An article advertising African American domestic laborers available for hire.

St. Paul Pioneer (Daily), May 17, 1863


A number of persons in our city have been desirous of procuring colored house servants, as it is almost impossible to get respectable white servants now at any price. In view of this fact Quartermaster Corning at Fort Snelling, who is in charge of the contraband families there, announces that there are 64 women, 70 children, and 30 young men who can be hired by applying at his office. None but known persons of respectability, and who will treat these unfortunate persons properly can be permitted to employ them. Many of them are experienced house servants, and will prove satisfactory to those who employ them.

Source: MHS microfilm collections; St. Paul Press, vol. 1, no. 1 (Jan. 1, 1861) – vol. 4, no. 67 (March 23, 1864)


Reverend Robert Hickman, one of the founders of Pilgrim Baptist Church in St. Paul.

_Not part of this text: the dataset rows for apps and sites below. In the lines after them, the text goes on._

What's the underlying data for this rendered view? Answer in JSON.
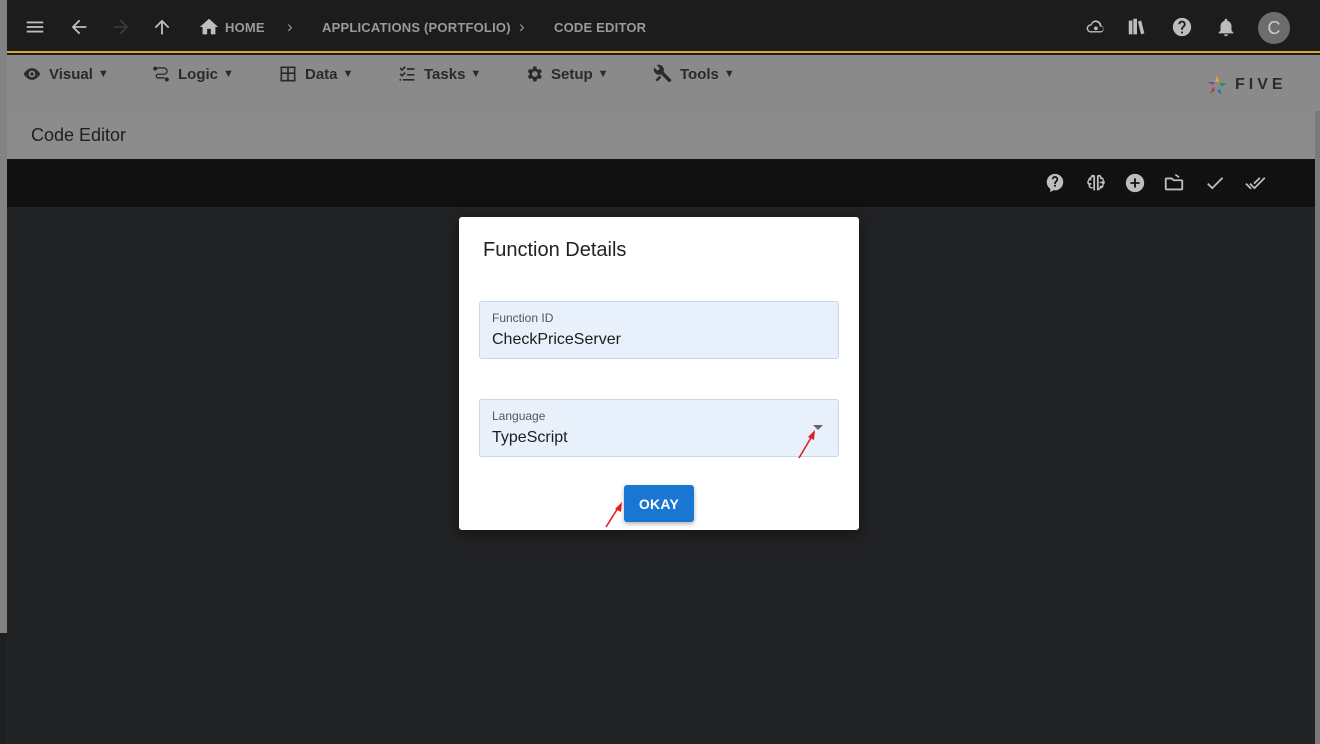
{
  "topbar": {
    "crumbs": [
      "HOME",
      "APPLICATIONS (PORTFOLIO)",
      "CODE EDITOR"
    ],
    "avatar_letter": "C",
    "icons": [
      "menu-icon",
      "back-arrow-icon",
      "forward-arrow-icon",
      "up-arrow-icon",
      "home-icon",
      "cloud-sync-icon",
      "library-icon",
      "help-icon",
      "bell-icon"
    ]
  },
  "menubar": {
    "items": [
      {
        "label": "Visual",
        "icon": "eye-icon"
      },
      {
        "label": "Logic",
        "icon": "logic-flow-icon"
      },
      {
        "label": "Data",
        "icon": "table-icon"
      },
      {
        "label": "Tasks",
        "icon": "checklist-icon"
      },
      {
        "label": "Setup",
        "icon": "gear-icon"
      },
      {
        "label": "Tools",
        "icon": "wrench-icon"
      }
    ],
    "arrow": "▼",
    "logo_text": "FIVE"
  },
  "page": {
    "title": "Code Editor"
  },
  "toolbar": {
    "icons": [
      "help-bubble-icon",
      "brain-icon",
      "add-circle-icon",
      "folder-open-icon",
      "check-icon",
      "double-check-icon"
    ]
  },
  "dialog": {
    "title": "Function Details",
    "function_id": {
      "label": "Function ID",
      "value": "CheckPriceServer"
    },
    "language": {
      "label": "Language",
      "value": "TypeScript"
    },
    "okay_label": "OKAY"
  },
  "colors": {
    "accent": "#1976d2",
    "topbar_border": "#e0a52a",
    "annotation": "#e02020"
  }
}
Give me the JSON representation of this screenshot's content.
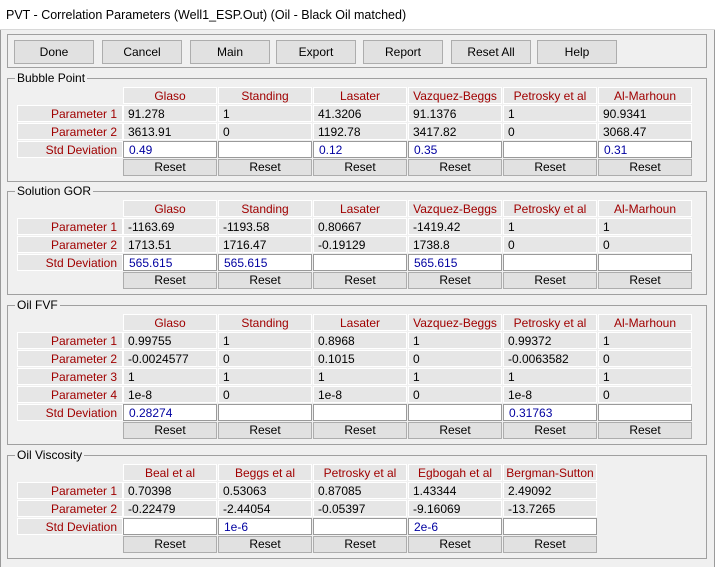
{
  "window": {
    "title": "PVT - Correlation Parameters (Well1_ESP.Out)  (Oil - Black Oil matched)"
  },
  "toolbar": {
    "buttons": [
      "Done",
      "Cancel",
      "Main",
      "Export",
      "Report",
      "Reset All",
      "Help"
    ]
  },
  "reset_label": "Reset",
  "sections": [
    {
      "title": "Bubble Point",
      "columns": [
        "Glaso",
        "Standing",
        "Lasater",
        "Vazquez-Beggs",
        "Petrosky et al",
        "Al-Marhoun"
      ],
      "params": [
        {
          "label": "Parameter 1",
          "values": [
            "91.278",
            "1",
            "41.3206",
            "91.1376",
            "1",
            "90.9341"
          ]
        },
        {
          "label": "Parameter 2",
          "values": [
            "3613.91",
            "0",
            "1192.78",
            "3417.82",
            "0",
            "3068.47"
          ]
        }
      ],
      "std": {
        "label": "Std Deviation",
        "values": [
          "0.49",
          "",
          "0.12",
          "0.35",
          "",
          "0.31"
        ]
      }
    },
    {
      "title": "Solution GOR",
      "columns": [
        "Glaso",
        "Standing",
        "Lasater",
        "Vazquez-Beggs",
        "Petrosky et al",
        "Al-Marhoun"
      ],
      "params": [
        {
          "label": "Parameter 1",
          "values": [
            "-1163.69",
            "-1193.58",
            "0.80667",
            "-1419.42",
            "1",
            "1"
          ]
        },
        {
          "label": "Parameter 2",
          "values": [
            "1713.51",
            "1716.47",
            "-0.19129",
            "1738.8",
            "0",
            "0"
          ]
        }
      ],
      "std": {
        "label": "Std Deviation",
        "values": [
          "565.615",
          "565.615",
          "",
          "565.615",
          "",
          ""
        ]
      }
    },
    {
      "title": "Oil FVF",
      "columns": [
        "Glaso",
        "Standing",
        "Lasater",
        "Vazquez-Beggs",
        "Petrosky et al",
        "Al-Marhoun"
      ],
      "params": [
        {
          "label": "Parameter 1",
          "values": [
            "0.99755",
            "1",
            "0.8968",
            "1",
            "0.99372",
            "1"
          ]
        },
        {
          "label": "Parameter 2",
          "values": [
            "-0.0024577",
            "0",
            "0.1015",
            "0",
            "-0.0063582",
            "0"
          ]
        },
        {
          "label": "Parameter 3",
          "values": [
            "1",
            "1",
            "1",
            "1",
            "1",
            "1"
          ]
        },
        {
          "label": "Parameter 4",
          "values": [
            "1e-8",
            "0",
            "1e-8",
            "0",
            "1e-8",
            "0"
          ]
        }
      ],
      "std": {
        "label": "Std Deviation",
        "values": [
          "0.28274",
          "",
          "",
          "",
          "0.31763",
          ""
        ]
      }
    },
    {
      "title": "Oil Viscosity",
      "columns": [
        "Beal et al",
        "Beggs et al",
        "Petrosky et al",
        "Egbogah et al",
        "Bergman-Sutton"
      ],
      "params": [
        {
          "label": "Parameter 1",
          "values": [
            "0.70398",
            "0.53063",
            "0.87085",
            "1.43344",
            "2.49092"
          ]
        },
        {
          "label": "Parameter 2",
          "values": [
            "-0.22479",
            "-2.44054",
            "-0.05397",
            "-9.16069",
            "-13.7265"
          ]
        }
      ],
      "std": {
        "label": "Std Deviation",
        "values": [
          "",
          "1e-6",
          "",
          "2e-6",
          ""
        ]
      }
    }
  ]
}
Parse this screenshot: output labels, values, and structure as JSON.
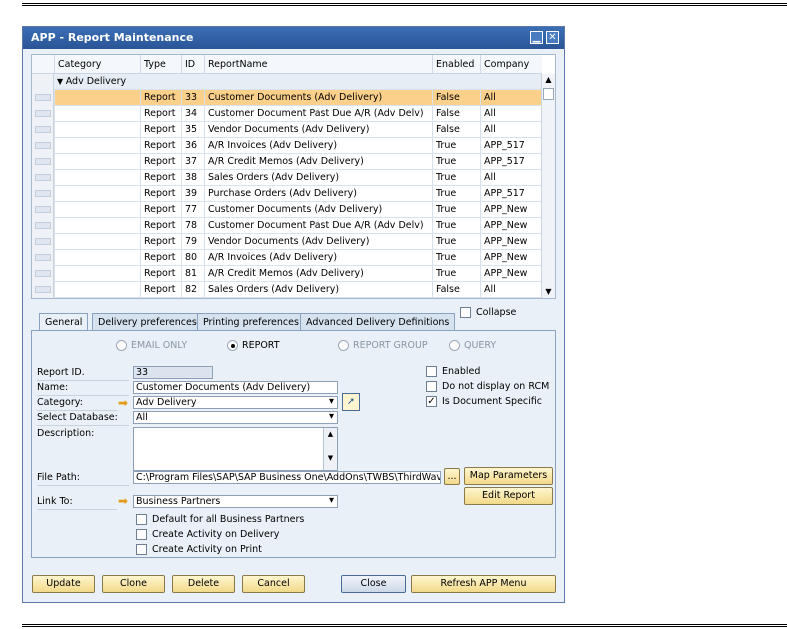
{
  "window": {
    "title": "APP - Report Maintenance"
  },
  "grid": {
    "columns": [
      "Category",
      "Type",
      "ID",
      "ReportName",
      "Enabled",
      "Company"
    ],
    "group_label": "Adv Delivery",
    "rows": [
      {
        "type": "Report",
        "id": "33",
        "name": "Customer Documents  (Adv Delivery)",
        "enabled": "False",
        "company": "All"
      },
      {
        "type": "Report",
        "id": "34",
        "name": "Customer Document Past Due A/R (Adv Delv)",
        "enabled": "False",
        "company": "All"
      },
      {
        "type": "Report",
        "id": "35",
        "name": "Vendor Documents (Adv Delivery)",
        "enabled": "False",
        "company": "All"
      },
      {
        "type": "Report",
        "id": "36",
        "name": "A/R Invoices (Adv Delivery)",
        "enabled": "True",
        "company": "APP_517"
      },
      {
        "type": "Report",
        "id": "37",
        "name": "A/R Credit Memos (Adv Delivery)",
        "enabled": "True",
        "company": "APP_517"
      },
      {
        "type": "Report",
        "id": "38",
        "name": "Sales Orders (Adv Delivery)",
        "enabled": "True",
        "company": "All"
      },
      {
        "type": "Report",
        "id": "39",
        "name": "Purchase Orders (Adv Delivery)",
        "enabled": "True",
        "company": "APP_517"
      },
      {
        "type": "Report",
        "id": "77",
        "name": "Customer Documents  (Adv Delivery)",
        "enabled": "True",
        "company": "APP_New"
      },
      {
        "type": "Report",
        "id": "78",
        "name": "Customer Document Past Due A/R (Adv Delv)",
        "enabled": "True",
        "company": "APP_New"
      },
      {
        "type": "Report",
        "id": "79",
        "name": "Vendor Documents (Adv Delivery)",
        "enabled": "True",
        "company": "APP_New"
      },
      {
        "type": "Report",
        "id": "80",
        "name": "A/R Invoices (Adv Delivery)",
        "enabled": "True",
        "company": "APP_New"
      },
      {
        "type": "Report",
        "id": "81",
        "name": "A/R Credit Memos (Adv Delivery)",
        "enabled": "True",
        "company": "APP_New"
      },
      {
        "type": "Report",
        "id": "82",
        "name": "Sales Orders (Adv Delivery)",
        "enabled": "False",
        "company": "All"
      }
    ]
  },
  "collapse_label": "Collapse",
  "tabs": [
    "General",
    "Delivery preferences",
    "Printing preferences",
    "Advanced Delivery Definitions"
  ],
  "radios": [
    "EMAIL ONLY",
    "REPORT",
    "REPORT GROUP",
    "QUERY"
  ],
  "form": {
    "report_id_label": "Report ID.",
    "report_id": "33",
    "name_label": "Name:",
    "name": "Customer Documents  (Adv Delivery)",
    "category_label": "Category:",
    "category": "Adv Delivery",
    "database_label": "Select Database:",
    "database": "All",
    "description_label": "Description:",
    "file_path_label": "File Path:",
    "file_path": "C:\\Program Files\\SAP\\SAP Business One\\AddOns\\TWBS\\ThirdWave",
    "link_to_label": "Link To:",
    "link_to": "Business Partners",
    "browse": "...",
    "map_parameters": "Map Parameters",
    "edit_report": "Edit Report",
    "enabled": "Enabled",
    "no_rcm": "Do not display on RCM",
    "doc_specific": "Is Document Specific",
    "default_bp": "Default for all Business Partners",
    "activity_delivery": "Create Activity on Delivery",
    "activity_print": "Create Activity on Print"
  },
  "buttons": {
    "update": "Update",
    "clone": "Clone",
    "delete": "Delete",
    "cancel": "Cancel",
    "close": "Close",
    "refresh": "Refresh APP Menu"
  }
}
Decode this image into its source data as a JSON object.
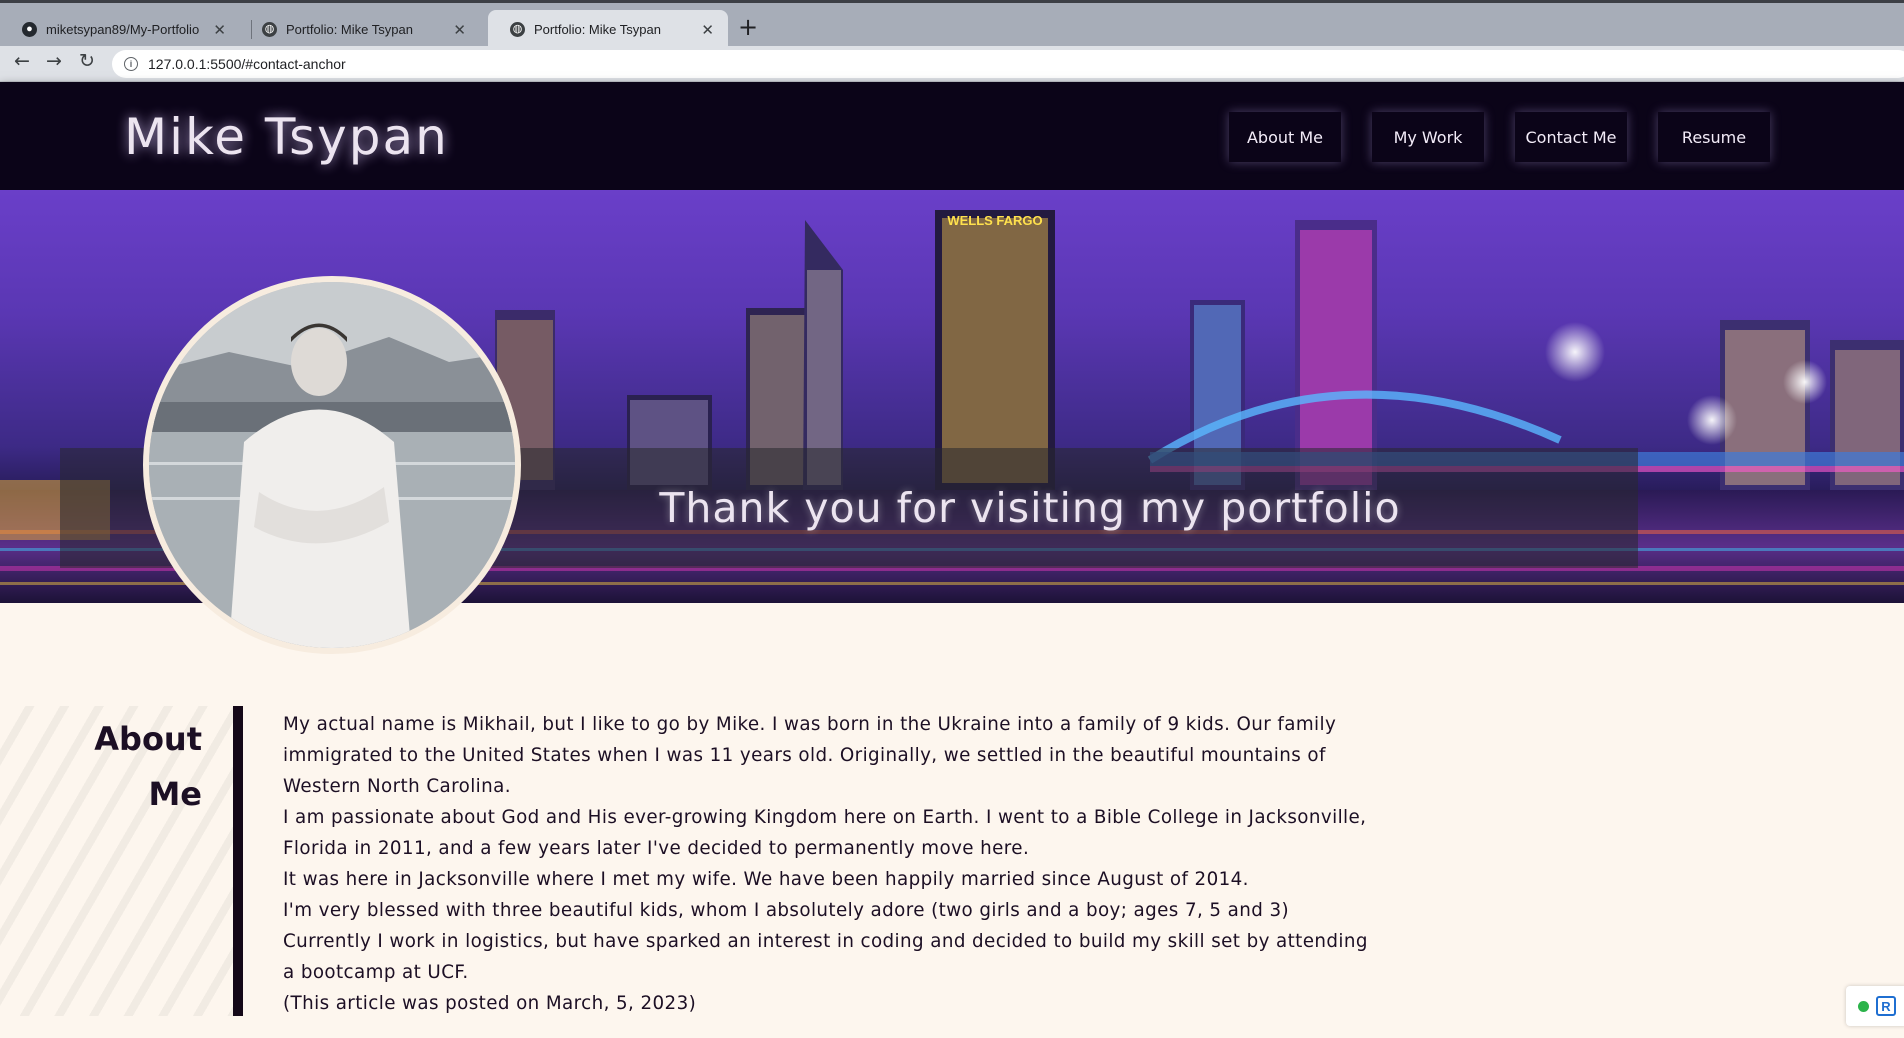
{
  "browser": {
    "tabs": [
      {
        "title": "miketsypan89/My-Portfolio",
        "icon": "github-icon",
        "active": false
      },
      {
        "title": "Portfolio: Mike Tsypan",
        "icon": "globe-icon",
        "active": false
      },
      {
        "title": "Portfolio: Mike Tsypan",
        "icon": "globe-icon",
        "active": true
      }
    ],
    "new_tab": "+",
    "close_glyph": "✕",
    "url": "127.0.0.1:5500/#contact-anchor"
  },
  "header": {
    "title": "Mike Tsypan",
    "nav": [
      {
        "label": "About Me"
      },
      {
        "label": "My Work"
      },
      {
        "label": "Contact Me"
      },
      {
        "label": "Resume"
      }
    ]
  },
  "hero": {
    "banner_text": "Thank you for visiting my portfolio",
    "sign_text": "WELLS FARGO"
  },
  "about": {
    "heading_line1": "About",
    "heading_line2": "Me",
    "lines": [
      "My actual name is Mikhail, but I like to go by Mike. I was born in the Ukraine into a family of 9 kids. Our family",
      "immigrated to the United States when I was 11 years old. Originally, we settled in the beautiful mountains of",
      "Western North Carolina.",
      "I am passionate about God and His ever-growing Kingdom here on Earth. I went to a Bible College in Jacksonville,",
      "Florida in 2011, and a few years later I've decided to permanently move here.",
      "It was here in Jacksonville where I met my wife. We have been happily married since August of 2014.",
      "I'm very blessed with three beautiful kids, whom I absolutely adore (two girls and a boy; ages 7, 5 and 3)",
      "Currently I work in logistics, but have sparked an interest in coding and decided to build my skill set by attending",
      "a bootcamp at UCF.",
      "(This article was posted on March, 5, 2023)"
    ]
  },
  "colors": {
    "header_bg": "#0b0418",
    "page_bg": "#fdf6ee",
    "accent_bar": "#140818"
  }
}
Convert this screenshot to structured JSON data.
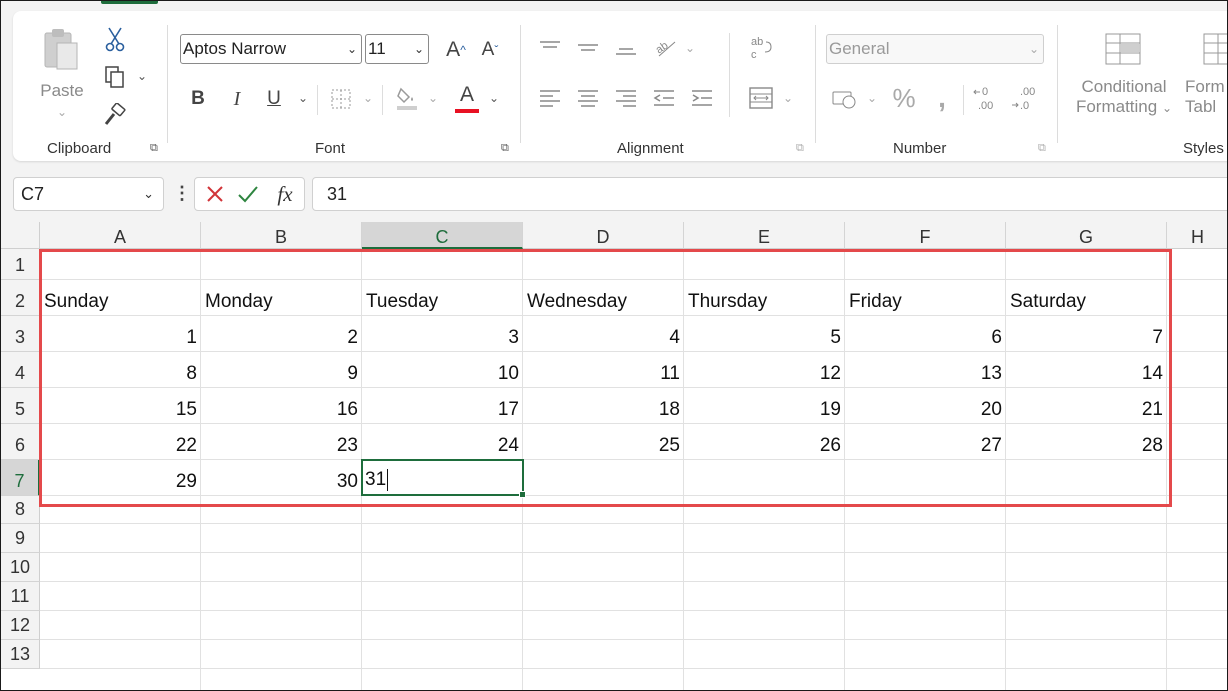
{
  "ribbon": {
    "clipboard": {
      "paste_label": "Paste",
      "group_label": "Clipboard"
    },
    "font": {
      "font_name": "Aptos Narrow",
      "font_size": "11",
      "group_label": "Font",
      "bold": "B",
      "italic": "I",
      "underline": "U",
      "grow": "A",
      "shrink": "A",
      "font_color": "A"
    },
    "alignment": {
      "group_label": "Alignment"
    },
    "number": {
      "format": "General",
      "group_label": "Number"
    },
    "styles": {
      "conditional_line1": "Conditional",
      "conditional_line2": "Formatting",
      "format_table_line1": "Form",
      "format_table_line2": "Tabl",
      "group_label": "Styles"
    }
  },
  "formula_bar": {
    "name_box": "C7",
    "formula": "31"
  },
  "grid": {
    "columns": [
      "A",
      "B",
      "C",
      "D",
      "E",
      "F",
      "G",
      "H"
    ],
    "active_column": "C",
    "rows": [
      "1",
      "2",
      "3",
      "4",
      "5",
      "6",
      "7",
      "8",
      "9",
      "10",
      "11",
      "12",
      "13"
    ],
    "active_row": "7",
    "headers": [
      "Sunday",
      "Monday",
      "Tuesday",
      "Wednesday",
      "Thursday",
      "Friday",
      "Saturday"
    ],
    "weeks": [
      [
        "1",
        "2",
        "3",
        "4",
        "5",
        "6",
        "7"
      ],
      [
        "8",
        "9",
        "10",
        "11",
        "12",
        "13",
        "14"
      ],
      [
        "15",
        "16",
        "17",
        "18",
        "19",
        "20",
        "21"
      ],
      [
        "22",
        "23",
        "24",
        "25",
        "26",
        "27",
        "28"
      ],
      [
        "29",
        "30",
        "",
        "",
        "",
        "",
        ""
      ]
    ],
    "editing_cell": {
      "ref": "C7",
      "value": "31"
    }
  },
  "colors": {
    "accent": "#1e6d3c",
    "highlight_box": "#e4494b",
    "font_color_bar": "#e81123"
  }
}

Steamers Grey Eagle, Frank Steele, Jeannette Roberts and Time and Tide at the lower levee, St. Paul


Raking hay by hand.


Walking plow.

War and Rememberance African Americans In Minnesota The Home Front Minnesota's Soldiers Fort Snelling's Role